US warplanes help Afghan forces fend off Taliban offensive
American warplanes were backing Afghan forces against a major Taliban offensive in the south of the country even as the US military pressed on with a troop withdrawal, officials said Wednesday, but insurgents still captured a northern district.
Fierce fighting has erupted in southern Helmand province since the weekend, when the US military formally began withdrawing its remaining troops from Afghanistan.
They were supposed to have pulled out by May 1 under a deal struck with the Taliban last year, but Washington pushed back the date to September 11 - a move that angered the insurgents.
"The heavy US air strikes against the Taliban positions stopped them from advancing towards Lashkar Gah," said Atiqullah, a local government official, referring to the provincial capital of Helmand.
"The bombing was intense. I have never seen such bombardment in several years."
Attaullah Afghan, head of the Helmand provincial council, told AFP Taliban forces had made advances, but government forces had "retaken some of these areas".
"The Taliban have intensified their attacks in almost all districts of Helmand for four days," he said.
A US defence official confirmed air support was backing government forces.
The US military continues "to deliver precision air strikes in support" of Afghan forces in Helmand and other regions of the country, the official told AFP.
'War turned us into nomads'
Still, police said insurgents captured the district of Burka in the northern province of Baghlan.
Government forces were in a "tactical retreat", Baghlan police spokesman Jawed Bashrat told AFP, but planned to launch an offensive to retake it.
In the south, thousands fled their homes for refuge in Lashkar Gah in the face of the new fighting.
"The Taliban knocked on our doors and told us to leave. They didn't even give us time to break our (Ramadan) fast," said Gulab Shah.
"This war has turned us into nomads, always on the move."
Read more: Thousands of Afghans flee homes as fighting erupts after US pullout
Haji Shirin said there had been street fighting between the Taliban and government forces.
"We had to spend the entire night in the basement. In the morning I took my family to (Lashkar Gah) city. We couldn't even take our clothes."
A nurse working for Doctors Without Borders described a hail of gunfire.
"There was a lot of shooting, bullets coming into our home.
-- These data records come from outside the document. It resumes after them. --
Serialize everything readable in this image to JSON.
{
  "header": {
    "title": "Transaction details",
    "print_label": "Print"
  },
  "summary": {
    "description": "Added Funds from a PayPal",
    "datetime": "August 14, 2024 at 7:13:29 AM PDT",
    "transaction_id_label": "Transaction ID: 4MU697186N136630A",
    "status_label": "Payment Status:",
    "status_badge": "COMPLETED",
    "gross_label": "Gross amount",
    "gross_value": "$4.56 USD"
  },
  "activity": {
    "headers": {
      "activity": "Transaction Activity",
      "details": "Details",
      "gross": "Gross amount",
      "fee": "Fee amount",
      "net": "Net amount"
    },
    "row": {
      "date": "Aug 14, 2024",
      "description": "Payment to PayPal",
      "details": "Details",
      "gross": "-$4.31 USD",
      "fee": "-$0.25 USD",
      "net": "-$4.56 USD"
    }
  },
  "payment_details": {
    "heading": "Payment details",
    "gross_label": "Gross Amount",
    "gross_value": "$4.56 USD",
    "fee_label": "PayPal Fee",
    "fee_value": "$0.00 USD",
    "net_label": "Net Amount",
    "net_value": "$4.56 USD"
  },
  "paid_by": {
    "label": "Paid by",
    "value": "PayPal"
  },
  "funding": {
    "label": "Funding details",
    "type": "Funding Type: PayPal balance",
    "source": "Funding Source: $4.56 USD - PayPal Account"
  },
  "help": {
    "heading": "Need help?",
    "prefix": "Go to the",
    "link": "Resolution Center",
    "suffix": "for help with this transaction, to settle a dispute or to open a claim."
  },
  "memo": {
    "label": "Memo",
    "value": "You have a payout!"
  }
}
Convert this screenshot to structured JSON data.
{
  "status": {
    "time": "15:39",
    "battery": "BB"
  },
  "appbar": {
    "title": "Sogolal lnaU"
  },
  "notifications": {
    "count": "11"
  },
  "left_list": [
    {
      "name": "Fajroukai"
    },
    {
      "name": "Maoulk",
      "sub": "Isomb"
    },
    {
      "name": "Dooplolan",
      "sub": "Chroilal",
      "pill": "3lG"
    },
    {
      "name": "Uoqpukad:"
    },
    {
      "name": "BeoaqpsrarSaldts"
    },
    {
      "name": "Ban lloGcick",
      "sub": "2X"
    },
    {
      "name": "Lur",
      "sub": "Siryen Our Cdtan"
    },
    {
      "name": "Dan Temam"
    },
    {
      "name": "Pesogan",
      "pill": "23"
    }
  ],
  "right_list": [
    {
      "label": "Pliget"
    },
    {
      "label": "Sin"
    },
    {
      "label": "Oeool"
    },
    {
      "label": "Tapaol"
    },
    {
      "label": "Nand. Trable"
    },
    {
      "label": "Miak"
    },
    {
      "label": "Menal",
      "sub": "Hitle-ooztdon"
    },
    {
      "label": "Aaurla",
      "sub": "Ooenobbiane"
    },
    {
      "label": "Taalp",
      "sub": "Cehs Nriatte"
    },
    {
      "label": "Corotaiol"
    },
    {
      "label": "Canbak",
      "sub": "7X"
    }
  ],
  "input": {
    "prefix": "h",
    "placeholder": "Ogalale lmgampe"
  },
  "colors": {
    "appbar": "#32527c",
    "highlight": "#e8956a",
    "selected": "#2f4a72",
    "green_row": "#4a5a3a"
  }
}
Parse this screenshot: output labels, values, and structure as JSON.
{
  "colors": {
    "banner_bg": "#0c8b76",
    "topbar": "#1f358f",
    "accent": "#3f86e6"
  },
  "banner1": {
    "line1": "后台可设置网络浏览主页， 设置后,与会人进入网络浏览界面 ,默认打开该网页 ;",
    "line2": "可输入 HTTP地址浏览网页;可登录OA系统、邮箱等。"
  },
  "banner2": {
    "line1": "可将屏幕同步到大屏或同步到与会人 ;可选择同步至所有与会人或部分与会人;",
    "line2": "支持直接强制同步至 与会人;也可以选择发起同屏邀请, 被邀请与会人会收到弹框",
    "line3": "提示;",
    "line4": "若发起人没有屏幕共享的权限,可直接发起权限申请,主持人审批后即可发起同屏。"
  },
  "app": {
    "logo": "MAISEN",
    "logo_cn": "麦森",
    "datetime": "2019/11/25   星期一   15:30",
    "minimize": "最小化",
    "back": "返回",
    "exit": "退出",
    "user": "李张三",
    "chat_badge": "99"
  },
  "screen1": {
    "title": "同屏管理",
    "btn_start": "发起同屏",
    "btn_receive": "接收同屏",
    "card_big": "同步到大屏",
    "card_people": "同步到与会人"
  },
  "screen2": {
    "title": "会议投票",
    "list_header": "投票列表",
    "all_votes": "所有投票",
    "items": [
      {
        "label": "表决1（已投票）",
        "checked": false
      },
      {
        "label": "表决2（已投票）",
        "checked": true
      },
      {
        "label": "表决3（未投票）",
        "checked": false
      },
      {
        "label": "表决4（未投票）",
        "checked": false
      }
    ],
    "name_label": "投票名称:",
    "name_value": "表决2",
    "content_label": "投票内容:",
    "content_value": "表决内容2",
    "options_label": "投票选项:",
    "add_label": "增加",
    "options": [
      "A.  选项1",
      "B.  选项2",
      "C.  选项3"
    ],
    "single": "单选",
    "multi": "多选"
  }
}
People were afraid, running without shoes, without hijabs, without anything," the nurse said in a tweet posted by the organisation, better known by its French acronym MSF.
It said it had so far treated more than 50 people at its hospital in Lashkar Gah.
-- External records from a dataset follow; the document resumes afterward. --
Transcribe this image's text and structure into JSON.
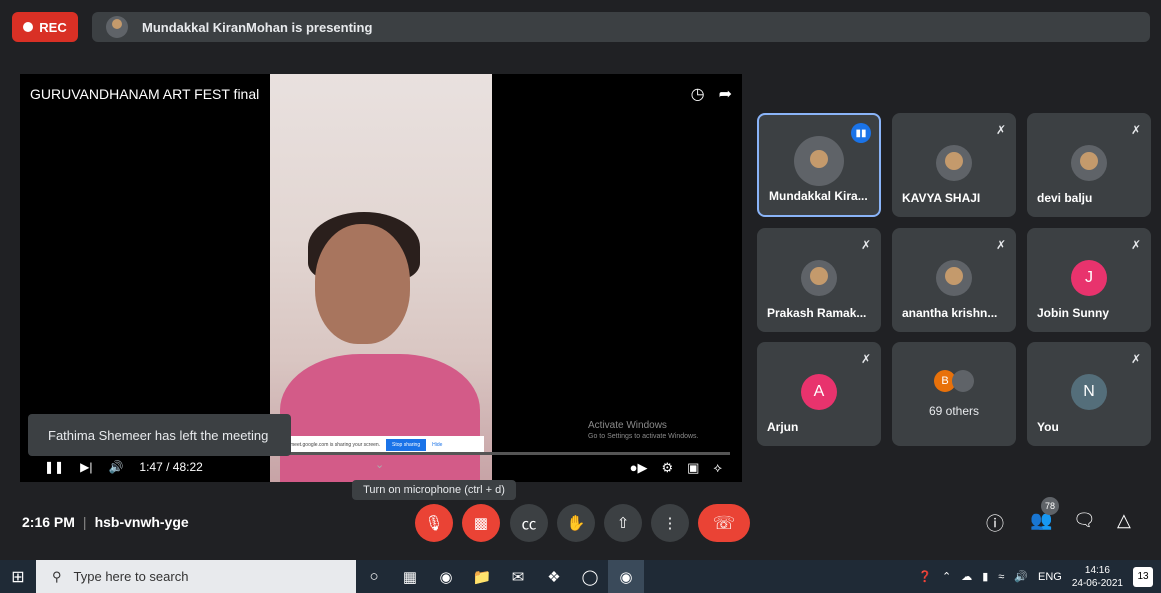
{
  "recording": {
    "label": "REC"
  },
  "banner": {
    "text": "Mundakkal KiranMohan is presenting"
  },
  "presentation": {
    "video_title": "GURUVANDHANAM ART FEST final",
    "time_display": "1:47 / 48:22",
    "progress_fraction": 0.037,
    "share_notice": "meet.google.com is sharing your screen.",
    "stop_sharing": "Stop sharing",
    "hide": "Hide",
    "watermark_title": "Activate Windows",
    "watermark_sub": "Go to Settings to activate Windows."
  },
  "toast": {
    "text": "Fathima Shemeer has left the meeting"
  },
  "tooltip": {
    "text": "Turn on microphone (ctrl + d)"
  },
  "participants": [
    {
      "name": "Mundakkal Kira...",
      "avatar": "photo",
      "speaking": true
    },
    {
      "name": "KAVYA SHAJI",
      "avatar": "photo",
      "muted": true
    },
    {
      "name": "devi balju",
      "avatar": "photo",
      "muted": true
    },
    {
      "name": "Prakash Ramak...",
      "avatar": "photo",
      "muted": true
    },
    {
      "name": "anantha krishn...",
      "avatar": "photo",
      "muted": true
    },
    {
      "name": "Jobin Sunny",
      "avatar_letter": "J",
      "muted": true
    },
    {
      "name": "Arjun",
      "avatar_letter": "A",
      "muted": true
    },
    {
      "name": "69 others",
      "avatar_letter": "B"
    },
    {
      "name": "You",
      "avatar_letter": "N",
      "muted": true
    }
  ],
  "meeting": {
    "time": "2:16 PM",
    "separator": "|",
    "code": "hsb-vnwh-yge",
    "participant_count": "78"
  },
  "taskbar": {
    "search_placeholder": "Type here to search",
    "language": "ENG",
    "time": "14:16",
    "date": "24-06-2021",
    "notifications": "13"
  },
  "colors": {
    "record_red": "#d93025",
    "accent_blue": "#1a73e8",
    "background": "#202124",
    "tile": "#3c4043"
  }
}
The humanitarian organisation Emergency said Tuesday it had received 106 "war wounded" at its facility.
On Wednesday an AFP photographer saw people arriving in Lashkar Gah with their belongings piled into trucks and trishaws.
They were stopped and frisked at the city's entry gates by government forces and directed towards tents set up for the displaced.
Afghan government officials said dozens of Taliban fighters were killed in fighting as they attempted to overrun checkpoints on the outskirts of Lashkar Gah.
The Taliban, meanwhile, said scores of Afghan security personnel had died.
Both sides frequently exaggerate casualties inflicted on the other.
Under the terms of last year's withdrawal deal, the Taliban agreed to stop attacking US troops, but insurgents have continued relentless assaults against Afghan forces.
The missed deadline has raised fears that US troops could again be targeted by the Taliban.
"We have the military means and capability to fully protect our force during retrograde as well as support the Afghan security forces," US top commander in Afghanistan General Scott Miller said ahead of the weekend.
The withdrawal of foreign forces comes even as efforts to hammer out a peace deal between the Afghan government and the Taliban have stalled.